**Task prompt:** Only the text belongs in the copy: retype each record exactly as it appears.

Start of Data extract

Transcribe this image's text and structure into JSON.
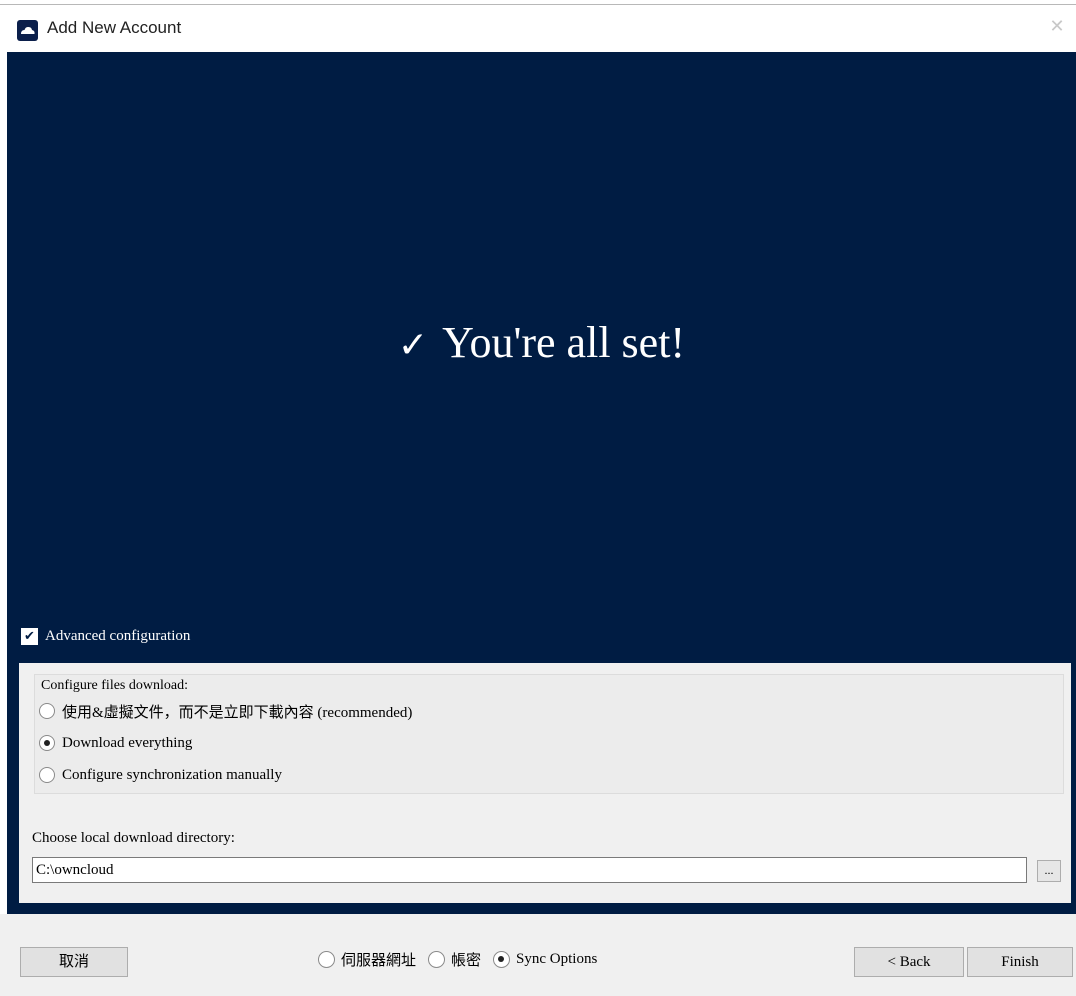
{
  "window": {
    "title": "Add New Account",
    "close_glyph": "✕",
    "icon": "cloud-icon"
  },
  "banner": {
    "check_glyph": "✓",
    "message": "You're all set!"
  },
  "advanced": {
    "label": "Advanced configuration",
    "checked": true,
    "check_glyph": "✔"
  },
  "download": {
    "group_title": "Configure files download:",
    "options": [
      {
        "label": "使用&虛擬文件，而不是立即下載內容 (recommended)",
        "selected": false
      },
      {
        "label": "Download everything",
        "selected": true
      },
      {
        "label": "Configure synchronization manually",
        "selected": false
      }
    ]
  },
  "directory": {
    "label": "Choose local download directory:",
    "value": "C:\\owncloud",
    "browse_label": "..."
  },
  "footer": {
    "cancel_label": "取消",
    "steps": [
      {
        "label": "伺服器網址",
        "selected": false
      },
      {
        "label": "帳密",
        "selected": false
      },
      {
        "label": "Sync Options",
        "selected": true
      }
    ],
    "back_label": "< Back",
    "finish_label": "Finish"
  }
}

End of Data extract

**Reply to the task:**
Transcribe this image's text and structure into JSON.
{
  "window": {
    "title": "Add New Account",
    "close_glyph": "✕",
    "icon": "cloud-icon"
  },
  "banner": {
    "check_glyph": "✓",
    "message": "You're all set!"
  },
  "advanced": {
    "label": "Advanced configuration",
    "checked": true,
    "check_glyph": "✔"
  },
  "download": {
    "group_title": "Configure files download:",
    "options": [
      {
        "label": "使用&虛擬文件，而不是立即下載內容 (recommended)",
        "selected": false
      },
      {
        "label": "Download everything",
        "selected": true
      },
      {
        "label": "Configure synchronization manually",
        "selected": false
      }
    ]
  },
  "directory": {
    "label": "Choose local download directory:",
    "value": "C:\\owncloud",
    "browse_label": "..."
  },
  "footer": {
    "cancel_label": "取消",
    "steps": [
      {
        "label": "伺服器網址",
        "selected": false
      },
      {
        "label": "帳密",
        "selected": false
      },
      {
        "label": "Sync Options",
        "selected": true
      }
    ],
    "back_label": "< Back",
    "finish_label": "Finish"
  }
}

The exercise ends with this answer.